Research Spotlight: Moose
The average density of Moose in the Southern Operating Area was:
Norbord's Southern Operating Area is predicted to provide highly suitable habitat for Moose. Habitat suitability is lower in the Northern Operating Area.
Moose populations benefit from the increased quantity of young browse created by forestry activities in the Southern Operating Area.
Moose are particularly well-adapted to life in the boreal forest, as they:
- are generalist browsers of woody deciduous shrubs;
- use a wide variety of open habitats in the summer for foraging, such as fire burns, harvested areas, and shrublands;
- take advantage of mature forests with good snow interception as areas for bedding that provide both thermal and security cover;
- are adaptable, allowing them to take advantage of opportunities that landscape disturbance sometimes presents, such as increased food in young forests.
However, Moose are sensitive to some types of human footprint—such as roads, industrial facilities, and cutlines—because of increased vulnerability to predators (both animal and human). Moose generally exhibit avoidance and/or low use of these features.
Wetlands, lake margins, and other riparian zones are important habitat for Moose, as they forage for salt-rich, submerged vegetation.
Between 2017 and 2019, Moose were detected at 27 of 59 (46%) ABMI camera locations within Norbord's Southern Operating Area and Partner Operating Area.
- Data collected from wildlife cameras can be used to estimate the density of medium to large mammal species, including Moose.
- The average density of Moose is 0.71 individuals per km2, with a 90% confidence interval of 0.54 to 0.88 individuals per km2. This is higher than Moose densities reported elsewhere in the boreal region where density estimates are closer to 0.4 individuals per km2.
- Density estimated from wildlife camera data tend to overestimate true density, so these results should be interpreted as a relative measure rather than an absolute value. Relative density is still useful as a means to compare areas over time.
- The ABMI plans to deploy wildlife cameras in the Northern Operating Area in 2021.
Predicated Relative Abundance
Most of the landscape in Norbord's Southern Operating Area is predicted to provide highly suitable habitat for Moose. Habitat suitability is lower in the Northern Operating Area.
- The intactness of Moose was 95.1% in the Southern Operating Area, reflecting the cumulative effect of human footprint on this species. This species is predicted to be more abundant than expected compared to reference conditions in this landbase. Higher habitat suitability is likely due in part to forestry activities which increase the amount of the young forest and shrub habitat preferred by Moose.
- In the Northern Operating Area, Moose intactness was 99.1% with this species predicted to be slightly less abundant than expected compared to reference conditions.

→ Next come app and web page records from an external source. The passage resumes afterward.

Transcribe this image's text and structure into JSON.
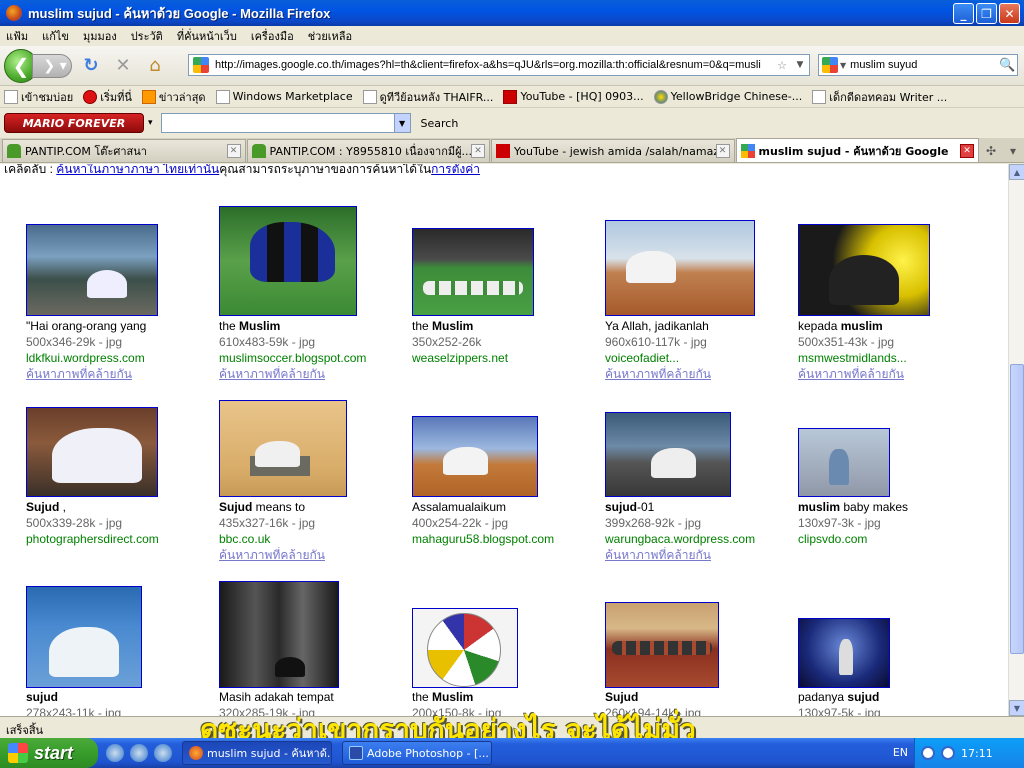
{
  "window": {
    "title": "muslim sujud - ค้นหาด้วย Google - Mozilla Firefox",
    "min_glyph": "_",
    "max_glyph": "❐",
    "close_glyph": "✕"
  },
  "menu": [
    "แฟ้ม",
    "แก้ไข",
    "มุมมอง",
    "ประวัติ",
    "ที่คั่นหน้าเว็บ",
    "เครื่องมือ",
    "ช่วยเหลือ"
  ],
  "nav": {
    "back_glyph": "❮",
    "forward_glyph": "❯ ▾",
    "reload_glyph": "↻",
    "stop_glyph": "✕",
    "home_glyph": "⌂",
    "url": "http://images.google.co.th/images?hl=th&client=firefox-a&hs=qJU&rls=org.mozilla:th:official&resnum=0&q=musli",
    "star_glyph": "☆",
    "drop_glyph": "▼",
    "search_value": "muslim suyud",
    "search_drop_glyph": "▼",
    "search_icon_glyph": "🔍"
  },
  "bookmarks": [
    {
      "label": "เข้าชมบ่อย",
      "icon": "page"
    },
    {
      "label": "เริ่มที่นี่",
      "icon": "red"
    },
    {
      "label": "ข่าวล่าสุด",
      "icon": "rss"
    },
    {
      "label": "Windows Marketplace",
      "icon": "page"
    },
    {
      "label": "ดูทีวีย้อนหลัง  THAIFR...",
      "icon": "page"
    },
    {
      "label": "YouTube - [HQ] 0903...",
      "icon": "yt"
    },
    {
      "label": "YellowBridge Chinese-...",
      "icon": "yb"
    },
    {
      "label": "เด็กดีดอทคอม  Writer ...",
      "icon": "page"
    }
  ],
  "toolbar": {
    "logo_text": "MARIO FOREVER",
    "drop_glyph": "▾",
    "combo_glyph": "▼",
    "search_label": "Search"
  },
  "tabs": [
    {
      "label": "PANTIP.COM โต๊ะศาสนา",
      "icon": "cact",
      "active": false
    },
    {
      "label": "PANTIP.COM : Y8955810 เนื่องจากมีผู้...",
      "icon": "cact",
      "active": false
    },
    {
      "label": "YouTube - jewish amida /salah/namaz...",
      "icon": "yt",
      "active": false
    },
    {
      "label": "muslim sujud - ค้นหาด้วย Google",
      "icon": "g",
      "active": true
    }
  ],
  "tab_controls": {
    "new_tab_glyph": "✣",
    "list_glyph": "▾",
    "close_glyph": "✕"
  },
  "topline": {
    "prefix": "เคล็ดลับ : ",
    "link": "ค้นหาในภาษาภาษา ไทยเท่านั้น",
    "middle": "คุณสามารถระบุภาษาของการค้นหาได้ใน",
    "link2": "การตั้งค่า"
  },
  "results": [
    {
      "title_pre": "\"Hai orang-orang yang",
      "title_bold": "",
      "title_post": "",
      "dims": "500x346-29k - jpg",
      "site": "ldkfkui.wordpress.com",
      "similar": "ค้นหาภาพที่คล้ายกัน"
    },
    {
      "title_pre": "the ",
      "title_bold": "Muslim",
      "title_post": "",
      "dims": "610x483-59k - jpg",
      "site": "muslimsoccer.blogspot.com",
      "similar": "ค้นหาภาพที่คล้ายกัน"
    },
    {
      "title_pre": "the ",
      "title_bold": "Muslim",
      "title_post": "",
      "dims": "350x252-26k",
      "site": "weaselzippers.net",
      "similar": ""
    },
    {
      "title_pre": "Ya Allah, jadikanlah",
      "title_bold": "",
      "title_post": "",
      "dims": "960x610-117k - jpg",
      "site": "voiceofadiet...",
      "similar": "ค้นหาภาพที่คล้ายกัน"
    },
    {
      "title_pre": "kepada ",
      "title_bold": "muslim",
      "title_post": "",
      "dims": "500x351-43k - jpg",
      "site": "msmwestmidlands...",
      "similar": "ค้นหาภาพที่คล้ายกัน"
    },
    {
      "title_pre": "",
      "title_bold": "Sujud",
      "title_post": " ,",
      "dims": "500x339-28k - jpg",
      "site": "photographersdirect.com",
      "similar": ""
    },
    {
      "title_pre": "",
      "title_bold": "Sujud",
      "title_post": " means to",
      "dims": "435x327-16k - jpg",
      "site": "bbc.co.uk",
      "similar": "ค้นหาภาพที่คล้ายกัน"
    },
    {
      "title_pre": "Assalamualaikum",
      "title_bold": "",
      "title_post": "",
      "dims": "400x254-22k - jpg",
      "site": "mahaguru58.blogspot.com",
      "similar": ""
    },
    {
      "title_pre": "",
      "title_bold": "sujud",
      "title_post": "-01",
      "dims": "399x268-92k - jpg",
      "site": "warungbaca.wordpress.com",
      "similar": "ค้นหาภาพที่คล้ายกัน"
    },
    {
      "title_pre": "",
      "title_bold": "muslim",
      "title_post": " baby makes",
      "dims": "130x97-3k - jpg",
      "site": "clipsvdo.com",
      "similar": ""
    },
    {
      "title_pre": "",
      "title_bold": "sujud",
      "title_post": "",
      "dims": "278x243-11k - jpg",
      "site": "",
      "similar": ""
    },
    {
      "title_pre": "Masih adakah tempat",
      "title_bold": "",
      "title_post": "",
      "dims": "320x285-19k - jpg",
      "site": "",
      "similar": ""
    },
    {
      "title_pre": "the ",
      "title_bold": "Muslim",
      "title_post": "",
      "dims": "200x150-8k - jpg",
      "site": "",
      "similar": ""
    },
    {
      "title_pre": "",
      "title_bold": "Sujud",
      "title_post": "",
      "dims": "260x194-14k - jpg",
      "site": "",
      "similar": ""
    },
    {
      "title_pre": "padanya ",
      "title_bold": "sujud",
      "title_post": "",
      "dims": "130x97-5k - jpg",
      "site": "",
      "similar": ""
    }
  ],
  "status": "เสร็จสิ้น",
  "subtitle": "ดูซะนะว่าเขากราบกันอย่างไร  จะได้ไม่มั่ว",
  "taskbar": {
    "start": "start",
    "tasks": [
      {
        "label": "muslim sujud - ค้นหาด้...",
        "icon": "ff",
        "active": true
      },
      {
        "label": "Adobe Photoshop - [...",
        "icon": "ps",
        "active": false
      }
    ],
    "lang": "EN",
    "clock": "17:11"
  }
}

Habitat suitability is generally predicted to be lower in the Northern Operating Area compared to in the south.
Moose (Alces alces)
Effects of Forestry Footprint
Predicted Effects of Forestry Footprint on Moose
The ABMI combines its species habitat models with landbase information to infer the effects of different industrial sectors on Moose at two scales. Local scale effects indicate how much the abundance of Moose changes in the exact areas where forestry footprint occurs. Regional population effects show how much the total population of Moose in the region is predicted to have changed due to that sector’s footprint in the region. Details for calculating sector effects can be found in the Methods.
Local Scale Effects
Moose are predicted to be more abundant where forestry footprint occurs, increasing by:
Northern Operating Area: +3.7%
Southern Operating Area: +37.4%
Moose are positively impacted by the increase in young, shrubby browse created by forestry activities.
Regional Population Effects
Moose populations are predicted to be more abundant across each operating area because of forestry footprint, increasing by:
Northern Operating Area: +0.3%
Southern Operating Area: +8.3%
Larger Moose populations can result when food is more abundant.